# [Required action]
Below are the records; give the number of lines in them that include the word "label", and nothing more.

# [App and web page records]
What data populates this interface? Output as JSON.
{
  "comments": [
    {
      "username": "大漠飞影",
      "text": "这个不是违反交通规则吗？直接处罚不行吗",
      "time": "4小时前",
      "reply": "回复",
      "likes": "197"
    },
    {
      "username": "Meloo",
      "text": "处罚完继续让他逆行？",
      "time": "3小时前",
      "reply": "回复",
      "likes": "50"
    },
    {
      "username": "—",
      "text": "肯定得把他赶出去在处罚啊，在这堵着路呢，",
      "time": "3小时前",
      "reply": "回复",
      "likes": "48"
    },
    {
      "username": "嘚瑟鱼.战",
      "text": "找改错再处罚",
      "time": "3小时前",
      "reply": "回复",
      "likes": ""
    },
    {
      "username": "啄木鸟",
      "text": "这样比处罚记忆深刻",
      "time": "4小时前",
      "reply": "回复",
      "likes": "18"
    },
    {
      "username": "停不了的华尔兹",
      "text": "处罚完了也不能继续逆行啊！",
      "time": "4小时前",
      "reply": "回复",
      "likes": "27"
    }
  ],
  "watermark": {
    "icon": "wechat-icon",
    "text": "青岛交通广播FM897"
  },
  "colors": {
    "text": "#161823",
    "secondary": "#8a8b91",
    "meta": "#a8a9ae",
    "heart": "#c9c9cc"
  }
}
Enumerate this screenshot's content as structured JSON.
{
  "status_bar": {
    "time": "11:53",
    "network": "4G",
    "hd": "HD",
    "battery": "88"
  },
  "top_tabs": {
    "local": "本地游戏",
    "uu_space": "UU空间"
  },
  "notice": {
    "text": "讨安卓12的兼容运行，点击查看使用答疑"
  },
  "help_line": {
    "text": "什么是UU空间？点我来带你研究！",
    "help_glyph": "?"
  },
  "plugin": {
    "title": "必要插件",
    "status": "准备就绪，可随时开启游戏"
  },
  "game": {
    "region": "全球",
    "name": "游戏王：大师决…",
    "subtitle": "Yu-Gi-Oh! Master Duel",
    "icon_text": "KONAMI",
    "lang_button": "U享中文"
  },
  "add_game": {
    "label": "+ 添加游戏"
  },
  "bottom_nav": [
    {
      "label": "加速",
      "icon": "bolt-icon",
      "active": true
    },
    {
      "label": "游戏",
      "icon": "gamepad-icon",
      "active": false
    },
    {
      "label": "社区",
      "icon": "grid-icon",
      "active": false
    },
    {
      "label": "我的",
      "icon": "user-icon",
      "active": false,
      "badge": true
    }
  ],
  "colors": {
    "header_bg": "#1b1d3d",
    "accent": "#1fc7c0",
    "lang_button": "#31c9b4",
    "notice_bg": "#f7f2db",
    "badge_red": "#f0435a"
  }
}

# [Task solution]
5